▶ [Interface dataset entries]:
BEGIN

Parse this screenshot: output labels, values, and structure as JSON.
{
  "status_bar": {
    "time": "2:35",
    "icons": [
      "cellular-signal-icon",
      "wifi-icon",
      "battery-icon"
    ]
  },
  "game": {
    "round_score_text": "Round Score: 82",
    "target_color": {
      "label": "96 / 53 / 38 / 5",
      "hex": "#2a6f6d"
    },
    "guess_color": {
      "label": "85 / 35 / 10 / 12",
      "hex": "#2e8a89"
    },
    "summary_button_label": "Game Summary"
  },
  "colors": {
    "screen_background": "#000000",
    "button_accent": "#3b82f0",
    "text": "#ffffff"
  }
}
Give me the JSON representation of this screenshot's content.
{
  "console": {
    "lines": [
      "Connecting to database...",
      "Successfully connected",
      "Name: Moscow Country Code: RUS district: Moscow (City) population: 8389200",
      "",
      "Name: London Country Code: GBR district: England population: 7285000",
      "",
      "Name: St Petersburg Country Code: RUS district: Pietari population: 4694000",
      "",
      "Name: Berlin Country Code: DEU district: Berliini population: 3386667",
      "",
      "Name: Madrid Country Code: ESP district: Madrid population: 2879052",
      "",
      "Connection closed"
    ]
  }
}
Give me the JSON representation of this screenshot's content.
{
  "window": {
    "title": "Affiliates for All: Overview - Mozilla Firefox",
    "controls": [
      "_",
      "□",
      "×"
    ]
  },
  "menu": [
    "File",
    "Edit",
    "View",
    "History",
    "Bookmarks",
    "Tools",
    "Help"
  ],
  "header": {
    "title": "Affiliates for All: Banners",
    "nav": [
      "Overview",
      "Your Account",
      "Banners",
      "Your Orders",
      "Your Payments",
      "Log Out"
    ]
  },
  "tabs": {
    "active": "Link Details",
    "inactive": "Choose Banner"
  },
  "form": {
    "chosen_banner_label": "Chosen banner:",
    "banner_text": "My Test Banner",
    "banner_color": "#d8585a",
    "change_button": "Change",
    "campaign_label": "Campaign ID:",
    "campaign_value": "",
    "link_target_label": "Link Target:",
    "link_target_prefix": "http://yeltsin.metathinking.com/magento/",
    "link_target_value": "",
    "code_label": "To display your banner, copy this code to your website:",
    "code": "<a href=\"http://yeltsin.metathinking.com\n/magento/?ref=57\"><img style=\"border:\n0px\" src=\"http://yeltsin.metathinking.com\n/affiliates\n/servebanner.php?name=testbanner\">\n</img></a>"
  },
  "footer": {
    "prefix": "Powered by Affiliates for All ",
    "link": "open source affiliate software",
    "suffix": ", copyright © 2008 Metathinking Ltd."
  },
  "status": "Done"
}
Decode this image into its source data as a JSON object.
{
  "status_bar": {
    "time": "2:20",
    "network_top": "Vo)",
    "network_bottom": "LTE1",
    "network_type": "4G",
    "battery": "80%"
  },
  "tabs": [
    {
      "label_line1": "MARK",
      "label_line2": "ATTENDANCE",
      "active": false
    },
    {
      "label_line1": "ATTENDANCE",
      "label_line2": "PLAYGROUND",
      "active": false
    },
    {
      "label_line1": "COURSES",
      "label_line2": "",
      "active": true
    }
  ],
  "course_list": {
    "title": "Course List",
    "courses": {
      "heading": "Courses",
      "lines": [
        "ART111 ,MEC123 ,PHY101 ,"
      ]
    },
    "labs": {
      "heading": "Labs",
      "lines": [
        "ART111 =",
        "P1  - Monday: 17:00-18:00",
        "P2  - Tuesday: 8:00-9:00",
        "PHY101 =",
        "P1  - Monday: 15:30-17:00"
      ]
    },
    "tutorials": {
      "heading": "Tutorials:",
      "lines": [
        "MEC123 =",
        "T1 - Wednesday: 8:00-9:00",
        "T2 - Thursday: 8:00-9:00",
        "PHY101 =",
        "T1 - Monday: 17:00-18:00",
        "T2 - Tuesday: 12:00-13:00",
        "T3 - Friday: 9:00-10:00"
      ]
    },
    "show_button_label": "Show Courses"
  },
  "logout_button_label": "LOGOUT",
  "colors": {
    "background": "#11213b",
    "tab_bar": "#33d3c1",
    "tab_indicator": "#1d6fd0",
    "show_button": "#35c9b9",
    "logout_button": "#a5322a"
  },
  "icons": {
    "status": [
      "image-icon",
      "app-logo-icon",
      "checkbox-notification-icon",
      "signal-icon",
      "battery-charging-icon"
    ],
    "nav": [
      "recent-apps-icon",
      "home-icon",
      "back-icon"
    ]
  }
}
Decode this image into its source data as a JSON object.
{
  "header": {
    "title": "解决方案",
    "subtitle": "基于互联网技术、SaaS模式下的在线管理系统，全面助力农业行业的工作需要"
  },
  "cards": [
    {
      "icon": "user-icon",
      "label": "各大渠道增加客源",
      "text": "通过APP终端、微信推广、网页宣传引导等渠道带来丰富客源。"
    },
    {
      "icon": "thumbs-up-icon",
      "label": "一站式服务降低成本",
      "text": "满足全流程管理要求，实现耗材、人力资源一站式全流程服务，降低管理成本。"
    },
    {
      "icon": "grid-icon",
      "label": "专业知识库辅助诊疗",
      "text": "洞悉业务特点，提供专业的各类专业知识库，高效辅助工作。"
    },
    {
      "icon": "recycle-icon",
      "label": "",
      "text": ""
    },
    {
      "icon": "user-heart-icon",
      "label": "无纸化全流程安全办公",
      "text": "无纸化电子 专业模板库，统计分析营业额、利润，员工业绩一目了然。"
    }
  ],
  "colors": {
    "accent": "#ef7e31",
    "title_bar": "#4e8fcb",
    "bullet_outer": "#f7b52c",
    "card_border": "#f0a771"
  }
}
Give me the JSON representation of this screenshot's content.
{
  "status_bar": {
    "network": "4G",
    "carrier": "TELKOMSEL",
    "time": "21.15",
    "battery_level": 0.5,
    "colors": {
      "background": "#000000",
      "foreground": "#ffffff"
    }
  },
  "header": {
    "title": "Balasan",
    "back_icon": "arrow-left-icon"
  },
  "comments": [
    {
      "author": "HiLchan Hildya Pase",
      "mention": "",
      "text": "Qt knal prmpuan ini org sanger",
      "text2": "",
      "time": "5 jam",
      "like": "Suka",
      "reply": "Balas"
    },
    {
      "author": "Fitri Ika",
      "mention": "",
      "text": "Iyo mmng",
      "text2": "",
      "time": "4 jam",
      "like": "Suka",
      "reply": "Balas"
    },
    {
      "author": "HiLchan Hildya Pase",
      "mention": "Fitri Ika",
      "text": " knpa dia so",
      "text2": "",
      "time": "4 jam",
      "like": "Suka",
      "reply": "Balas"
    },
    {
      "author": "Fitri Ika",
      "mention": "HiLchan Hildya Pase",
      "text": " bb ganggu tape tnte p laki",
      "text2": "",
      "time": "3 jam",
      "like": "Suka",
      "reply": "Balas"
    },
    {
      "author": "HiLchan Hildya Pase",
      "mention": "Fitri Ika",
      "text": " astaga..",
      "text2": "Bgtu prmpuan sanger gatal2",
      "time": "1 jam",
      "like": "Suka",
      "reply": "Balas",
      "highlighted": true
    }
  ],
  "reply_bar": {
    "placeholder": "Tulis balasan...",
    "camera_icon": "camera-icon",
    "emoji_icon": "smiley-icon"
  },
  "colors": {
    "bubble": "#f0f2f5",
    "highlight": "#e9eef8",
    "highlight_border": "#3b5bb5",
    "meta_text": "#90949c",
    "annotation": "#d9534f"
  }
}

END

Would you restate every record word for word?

Parse this screenshot: output labels, values, and structure as JSON.
{
  "status_bar": {
    "time": "2:35",
    "icons": [
      "cellular-signal-icon",
      "wifi-icon",
      "battery-icon"
    ]
  },
  "game": {
    "round_score_text": "Round Score: 82",
    "target_color": {
      "label": "96 / 53 / 38 / 5",
      "hex": "#2a6f6d"
    },
    "guess_color": {
      "label": "85 / 35 / 10 / 12",
      "hex": "#2e8a89"
    },
    "summary_button_label": "Game Summary"
  },
  "colors": {
    "screen_background": "#000000",
    "button_accent": "#3b82f0",
    "text": "#ffffff"
  }
}
Give me the JSON representation of this screenshot's content.
{
  "console": {
    "lines": [
      "Connecting to database...",
      "Successfully connected",
      "Name: Moscow Country Code: RUS district: Moscow (City) population: 8389200",
      "",
      "Name: London Country Code: GBR district: England population: 7285000",
      "",
      "Name: St Petersburg Country Code: RUS district: Pietari population: 4694000",
      "",
      "Name: Berlin Country Code: DEU district: Berliini population: 3386667",
      "",
      "Name: Madrid Country Code: ESP district: Madrid population: 2879052",
      "",
      "Connection closed"
    ]
  }
}
Give me the JSON representation of this screenshot's content.
{
  "window": {
    "title": "Affiliates for All: Overview - Mozilla Firefox",
    "controls": [
      "_",
      "□",
      "×"
    ]
  },
  "menu": [
    "File",
    "Edit",
    "View",
    "History",
    "Bookmarks",
    "Tools",
    "Help"
  ],
  "header": {
    "title": "Affiliates for All: Banners",
    "nav": [
      "Overview",
      "Your Account",
      "Banners",
      "Your Orders",
      "Your Payments",
      "Log Out"
    ]
  },
  "tabs": {
    "active": "Link Details",
    "inactive": "Choose Banner"
  },
  "form": {
    "chosen_banner_label": "Chosen banner:",
    "banner_text": "My Test Banner",
    "banner_color": "#d8585a",
    "change_button": "Change",
    "campaign_label": "Campaign ID:",
    "campaign_value": "",
    "link_target_label": "Link Target:",
    "link_target_prefix": "http://yeltsin.metathinking.com/magento/",
    "link_target_value": "",
    "code_label": "To display your banner, copy this code to your website:",
    "code": "<a href=\"http://yeltsin.metathinking.com\n/magento/?ref=57\"><img style=\"border:\n0px\" src=\"http://yeltsin.metathinking.com\n/affiliates\n/servebanner.php?name=testbanner\">\n</img></a>"
  },
  "footer": {
    "prefix": "Powered by Affiliates for All ",
    "link": "open source affiliate software",
    "suffix": ", copyright © 2008 Metathinking Ltd."
  },
  "status": "Done"
}
Decode this image into its source data as a JSON object.
{
  "status_bar": {
    "time": "2:20",
    "network_top": "Vo)",
    "network_bottom": "LTE1",
    "network_type": "4G",
    "battery": "80%"
  },
  "tabs": [
    {
      "label_line1": "MARK",
      "label_line2": "ATTENDANCE",
      "active": false
    },
    {
      "label_line1": "ATTENDANCE",
      "label_line2": "PLAYGROUND",
      "active": false
    },
    {
      "label_line1": "COURSES",
      "label_line2": "",
      "active": true
    }
  ],
  "course_list": {
    "title": "Course List",
    "courses": {
      "heading": "Courses",
      "lines": [
        "ART111 ,MEC123 ,PHY101 ,"
      ]
    },
    "labs": {
      "heading": "Labs",
      "lines": [
        "ART111 =",
        "P1  - Monday: 17:00-18:00",
        "P2  - Tuesday: 8:00-9:00",
        "PHY101 =",
        "P1  - Monday: 15:30-17:00"
      ]
    },
    "tutorials": {
      "heading": "Tutorials:",
      "lines": [
        "MEC123 =",
        "T1 - Wednesday: 8:00-9:00",
        "T2 - Thursday: 8:00-9:00",
        "PHY101 =",
        "T1 - Monday: 17:00-18:00",
        "T2 - Tuesday: 12:00-13:00",
        "T3 - Friday: 9:00-10:00"
      ]
    },
    "show_button_label": "Show Courses"
  },
  "logout_button_label": "LOGOUT",
  "colors": {
    "background": "#11213b",
    "tab_bar": "#33d3c1",
    "tab_indicator": "#1d6fd0",
    "show_button": "#35c9b9",
    "logout_button": "#a5322a"
  },
  "icons": {
    "status": [
      "image-icon",
      "app-logo-icon",
      "checkbox-notification-icon",
      "signal-icon",
      "battery-charging-icon"
    ],
    "nav": [
      "recent-apps-icon",
      "home-icon",
      "back-icon"
    ]
  }
}
Decode this image into its source data as a JSON object.
{
  "header": {
    "title": "解决方案",
    "subtitle": "基于互联网技术、SaaS模式下的在线管理系统，全面助力农业行业的工作需要"
  },
  "cards": [
    {
      "icon": "user-icon",
      "label": "各大渠道增加客源",
      "text": "通过APP终端、微信推广、网页宣传引导等渠道带来丰富客源。"
    },
    {
      "icon": "thumbs-up-icon",
      "label": "一站式服务降低成本",
      "text": "满足全流程管理要求，实现耗材、人力资源一站式全流程服务，降低管理成本。"
    },
    {
      "icon": "grid-icon",
      "label": "专业知识库辅助诊疗",
      "text": "洞悉业务特点，提供专业的各类专业知识库，高效辅助工作。"
    },
    {
      "icon": "recycle-icon",
      "label": "",
      "text": ""
    },
    {
      "icon": "user-heart-icon",
      "label": "无纸化全流程安全办公",
      "text": "无纸化电子 专业模板库，统计分析营业额、利润，员工业绩一目了然。"
    }
  ],
  "colors": {
    "accent": "#ef7e31",
    "title_bar": "#4e8fcb",
    "bullet_outer": "#f7b52c",
    "card_border": "#f0a771"
  }
}
Give me the JSON representation of this screenshot's content.
{
  "status_bar": {
    "network": "4G",
    "carrier": "TELKOMSEL",
    "time": "21.15",
    "battery_level": 0.5,
    "colors": {
      "background": "#000000",
      "foreground": "#ffffff"
    }
  },
  "header": {
    "title": "Balasan",
    "back_icon": "arrow-left-icon"
  },
  "comments": [
    {
      "author": "HiLchan Hildya Pase",
      "mention": "",
      "text": "Qt knal prmpuan ini org sanger",
      "text2": "",
      "time": "5 jam",
      "like": "Suka",
      "reply": "Balas"
    },
    {
      "author": "Fitri Ika",
      "mention": "",
      "text": "Iyo mmng",
      "text2": "",
      "time": "4 jam",
      "like": "Suka",
      "reply": "Balas"
    },
    {
      "author": "HiLchan Hildya Pase",
      "mention": "Fitri Ika",
      "text": " knpa dia so",
      "text2": "",
      "time": "4 jam",
      "like": "Suka",
      "reply": "Balas"
    },
    {
      "author": "Fitri Ika",
      "mention": "HiLchan Hildya Pase",
      "text": " bb ganggu tape tnte p laki",
      "text2": "",
      "time": "3 jam",
      "like": "Suka",
      "reply": "Balas"
    },
    {
      "author": "HiLchan Hildya Pase",
      "mention": "Fitri Ika",
      "text": " astaga..",
      "text2": "Bgtu prmpuan sanger gatal2",
      "time": "1 jam",
      "like": "Suka",
      "reply": "Balas",
      "highlighted": true
    }
  ],
  "reply_bar": {
    "placeholder": "Tulis balasan...",
    "camera_icon": "camera-icon",
    "emoji_icon": "smiley-icon"
  },
  "colors": {
    "bubble": "#f0f2f5",
    "highlight": "#e9eef8",
    "highlight_border": "#3b5bb5",
    "meta_text": "#90949c",
    "annotation": "#d9534f"
  }
}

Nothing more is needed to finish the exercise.